The Kenai Peninsula’s emergency response agencies hurried themselves Tuesday addressing the area’s many road accidents. The season’s first snowfall caused drivers to swerve into each other and off the road.
“This is pretty normal,” said Soldotna Police Sgt. Robb Quelland. “Everyone has to get re-accustomed … on winter driving. We plan. We know it’s coming and when it happens, (drivers) are just unprepared.”
The long lines at auto shops are an indication of the lack of preparation. People should plan for snow by Oct. 15, Quelland said.
All agencies responded to calls throughout the day and into the evening. Road flares, redirected traffic and rubbernecking passers-by dominated drivers’ Tuesday commutes. Some of the accidents resulted in injures, so emergency responders were out in full force, too.
Drivers should remain overly cautious during the first days of snowfall, authorities said.
Five car accidents occurred in the Kenai from 7 a.m. to 1:30 p.m., Kenai Police Sgt. Ben Langham said.
None of the accidents were fatal or life threatening, but three rollovers sent drivers and passengers to the hospital, Langham said.
“We’ve been actually pretty lucky in terms of accidents we’ve had,” he said.
Both Langham and Kenai Fire Department Chief Mike Tilly said accidents are common during the first few days of snow.
“Obviously the primary cause is the slick road conditions,” Langham said, “but I think that a lot of the time it catches people off guard, and they don’t realize immediately just how bad the road conditions are.”
Peninsula residents can expect one or two more days of snow alongside cooler temperatures and northern winds, said Anchorage National Weather Service Forecaster Sam Albanese.
Less than an inch of snow was expected to accumulate, Albanese said.
Tilly advises drivers to watch for black ice when temperatures drop at night.
“This is just the beginning of the things to come,” Tilly said. “So I encourage everybody to stay buckled up while they’re driving, drive within their means and just be aware of the ever changing road conditions that we’re going to see here in the coming months.”

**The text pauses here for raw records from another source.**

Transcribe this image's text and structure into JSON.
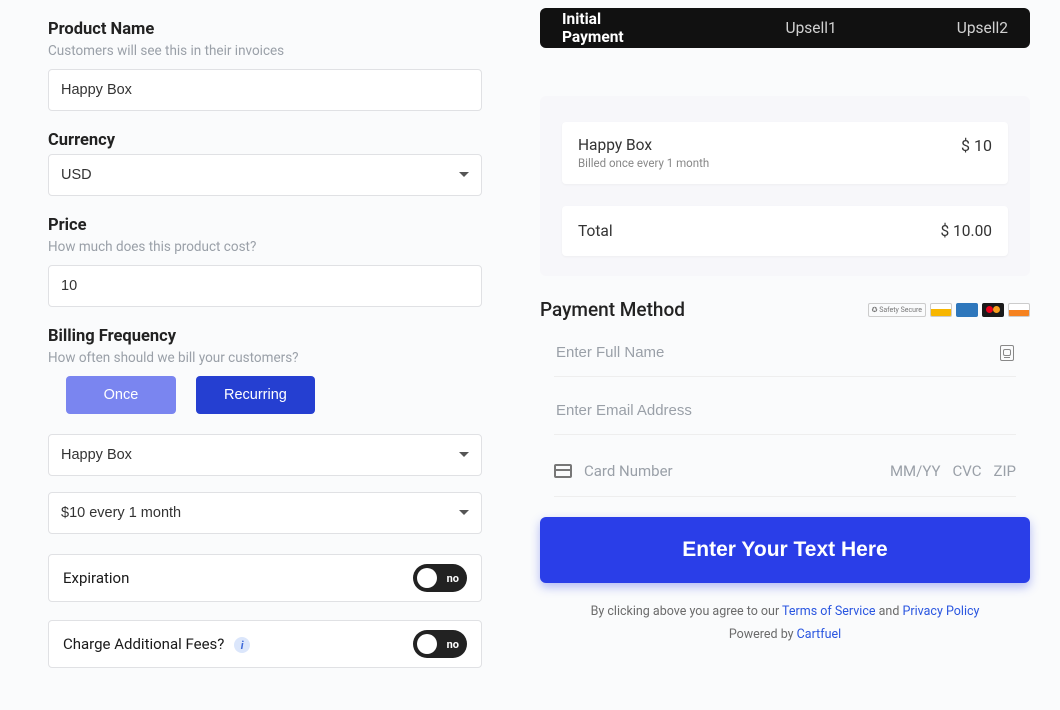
{
  "left": {
    "productName": {
      "label": "Product Name",
      "hint": "Customers will see this in their invoices",
      "value": "Happy Box"
    },
    "currency": {
      "label": "Currency",
      "value": "USD"
    },
    "price": {
      "label": "Price",
      "hint": "How much does this product cost?",
      "value": "10"
    },
    "billing": {
      "label": "Billing Frequency",
      "hint": "How often should we bill your customers?",
      "once": "Once",
      "recurring": "Recurring"
    },
    "planSelect": "Happy Box",
    "intervalSelect": "$10 every 1 month",
    "expiration": {
      "label": "Expiration",
      "toggle": "no"
    },
    "fees": {
      "label": "Charge Additional Fees?",
      "toggle": "no"
    }
  },
  "right": {
    "tabs": {
      "t1": "Initial Payment",
      "t2": "Upsell1",
      "t3": "Upsell2"
    },
    "lineItem": {
      "name": "Happy Box",
      "sub": "Billed once every 1 month",
      "price": "$ 10"
    },
    "total": {
      "label": "Total",
      "value": "$ 10.00"
    },
    "pmTitle": "Payment Method",
    "safety": "✪ Safety Secure",
    "namePh": "Enter Full Name",
    "emailPh": "Enter Email Address",
    "cardPh": "Card Number",
    "mmYY": "MM/YY",
    "cvc": "CVC",
    "zip": "ZIP",
    "cta": "Enter Your Text Here",
    "legal": {
      "pre": "By clicking above you agree to our ",
      "tos": "Terms of Service",
      "and": " and ",
      "pp": "Privacy Policy"
    },
    "powered": {
      "pre": "Powered by ",
      "brand": "Cartfuel"
    }
  }
}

The Soldotna Police Department responded to five accidents — during which residents reported everything from “vehicles in distress” to ditch-diving caravans — from 7 a.m. to 8 a.m. One of the accidents was a collision and the others were vehicles in the ditch, two at Funny River Road and two at Kalifornsky Beach Road.
“That’s pretty consistent with the influx of traffic into (Soldotna),” Quelland said.
Worst-case scenarios involve vehicles flipped over on their roofs. As of 4 p.m., the Police Department responded to two such accidents, Quelland said.
Two units generally respond to those accidents; one unit secures the scene while another investigates the accidents. Three or four agencies, such as Central Emergency Services and the Alaska State Troopers, respond to the accidents at the same time.
Passers-by generally do not stop for accidents; they tend to call them in to dispatch, so the local police departments often receive a flurry of calls for one accident. Quelland encourages residents to see if people are in need of assistance, which helps emergency responders react accordingly. They should not, however, attempt to move injured people.
Also, giving emergency personnel ample room to pass is important.
The troopers received 11 reports of vehicle accidents, none of which resulted in injuries, said troopers’ spokeswoman Megan Peters in an email. They also received nine reports of vehicles in ditches.
The number of cars ditch diving was probably closer to 18, as most of the reports involved two vehicles taking the plunge. Those vehicles did not collide, she said.
The roads will clear up; people are now on alert. But another day of accidents is bound to happen, Quelland said. The next snowfall will be coupled with its fair share of accidents. As days get colder and roads get icier, there will be more accidents at stop signs, he said.
Jerzy Shedlock can be reached at email@example.com.
Dan Schwartz and Rashah McChesney contributed to this report.